- [EXERCISE]
Search the data for the string "what" and gather each line it is in.

- [RECORDS TO PROCESS]
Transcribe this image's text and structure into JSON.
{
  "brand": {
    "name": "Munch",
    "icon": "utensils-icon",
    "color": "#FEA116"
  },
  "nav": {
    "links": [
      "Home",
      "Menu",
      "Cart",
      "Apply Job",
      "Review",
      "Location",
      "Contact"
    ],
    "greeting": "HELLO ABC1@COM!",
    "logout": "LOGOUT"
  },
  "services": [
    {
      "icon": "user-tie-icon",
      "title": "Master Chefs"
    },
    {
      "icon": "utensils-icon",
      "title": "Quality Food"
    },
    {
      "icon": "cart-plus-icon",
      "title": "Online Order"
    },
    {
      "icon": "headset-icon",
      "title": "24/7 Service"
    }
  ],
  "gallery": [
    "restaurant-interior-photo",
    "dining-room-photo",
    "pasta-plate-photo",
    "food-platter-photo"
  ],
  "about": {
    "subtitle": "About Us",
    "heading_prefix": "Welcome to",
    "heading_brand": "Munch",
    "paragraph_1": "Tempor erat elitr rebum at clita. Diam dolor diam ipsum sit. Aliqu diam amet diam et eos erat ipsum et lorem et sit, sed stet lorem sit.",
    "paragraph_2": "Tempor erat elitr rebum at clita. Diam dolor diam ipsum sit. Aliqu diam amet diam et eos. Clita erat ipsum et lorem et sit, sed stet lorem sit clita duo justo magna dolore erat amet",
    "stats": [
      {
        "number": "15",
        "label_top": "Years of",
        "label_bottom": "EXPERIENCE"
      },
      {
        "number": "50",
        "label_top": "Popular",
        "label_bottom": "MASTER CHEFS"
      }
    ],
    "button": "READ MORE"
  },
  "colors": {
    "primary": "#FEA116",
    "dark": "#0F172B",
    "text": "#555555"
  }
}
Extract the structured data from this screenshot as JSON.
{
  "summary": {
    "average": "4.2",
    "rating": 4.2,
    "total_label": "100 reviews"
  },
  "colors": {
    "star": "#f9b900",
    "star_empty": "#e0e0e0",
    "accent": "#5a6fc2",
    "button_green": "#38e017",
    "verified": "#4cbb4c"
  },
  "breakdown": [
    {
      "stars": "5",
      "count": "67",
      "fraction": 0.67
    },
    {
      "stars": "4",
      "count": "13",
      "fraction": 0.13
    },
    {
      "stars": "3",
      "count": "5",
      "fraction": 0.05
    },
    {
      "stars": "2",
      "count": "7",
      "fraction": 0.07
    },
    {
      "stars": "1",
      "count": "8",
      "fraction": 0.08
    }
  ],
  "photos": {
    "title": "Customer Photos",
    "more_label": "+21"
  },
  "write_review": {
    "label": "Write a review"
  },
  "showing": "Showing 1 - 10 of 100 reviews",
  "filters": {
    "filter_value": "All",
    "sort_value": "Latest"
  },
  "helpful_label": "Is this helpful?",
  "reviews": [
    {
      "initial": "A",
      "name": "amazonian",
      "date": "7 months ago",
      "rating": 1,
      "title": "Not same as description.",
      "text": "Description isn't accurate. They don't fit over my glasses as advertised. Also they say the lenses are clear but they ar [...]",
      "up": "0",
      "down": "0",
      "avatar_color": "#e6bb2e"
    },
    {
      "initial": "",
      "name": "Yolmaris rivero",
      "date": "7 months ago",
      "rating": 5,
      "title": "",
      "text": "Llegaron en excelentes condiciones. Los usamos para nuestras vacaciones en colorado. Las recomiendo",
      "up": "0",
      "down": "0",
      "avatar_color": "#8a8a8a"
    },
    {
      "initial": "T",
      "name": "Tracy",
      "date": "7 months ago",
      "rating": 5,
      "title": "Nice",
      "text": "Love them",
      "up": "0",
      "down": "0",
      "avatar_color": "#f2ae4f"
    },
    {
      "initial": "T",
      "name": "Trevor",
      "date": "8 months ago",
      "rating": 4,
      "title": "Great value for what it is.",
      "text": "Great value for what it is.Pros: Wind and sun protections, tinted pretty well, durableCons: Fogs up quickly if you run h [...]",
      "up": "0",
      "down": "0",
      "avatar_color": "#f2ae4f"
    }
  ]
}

- [ANSWER]
      "title": "Great value for what it is.",
      "text": "Great value for what it is.Pros: Wind and sun protections, tinted pretty well, durableCons: Fogs up quickly if you run h [...]",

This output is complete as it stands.